Date of Award

Fall 2010

Project Type


Program or Major


Degree Name

Master of Science

First Advisor

Michelle Scott


The communication system of Plethodontid salamanders relies heavily upon chemical signaling. Pheromone molecules convey a tremendous amount of information to conspecifics, and facilitate a wide variety of the essential social functions of these animals. Much of the information contained within the pheromone mixture is variable from one individual to the next, such as the ability to recognize specific individuals, the size of the sender, and the relative "quality' of the signal. In order for variable information to be conveyed through chemical signals, the corresponding variability must be contained within the pheromone mixture itself. This variability may exist as a gradient of total volume, changes in the relative ratios of components, and even structural variability of the specific pheromone molecules.

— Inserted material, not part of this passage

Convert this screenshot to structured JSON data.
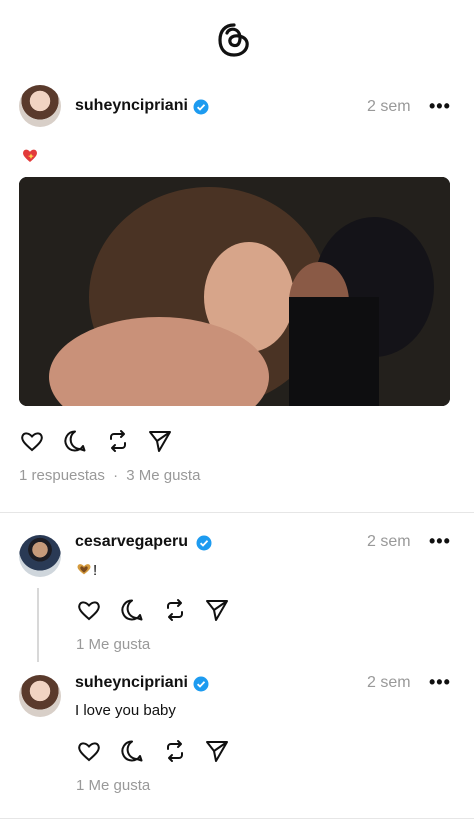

These aspects of pheromone variability will be explored in two Plethodontid salamanders (Plethodon cinereus and P. shermani) using biochemical methods and the phenomenon of female mate-choice as a behavioral measure.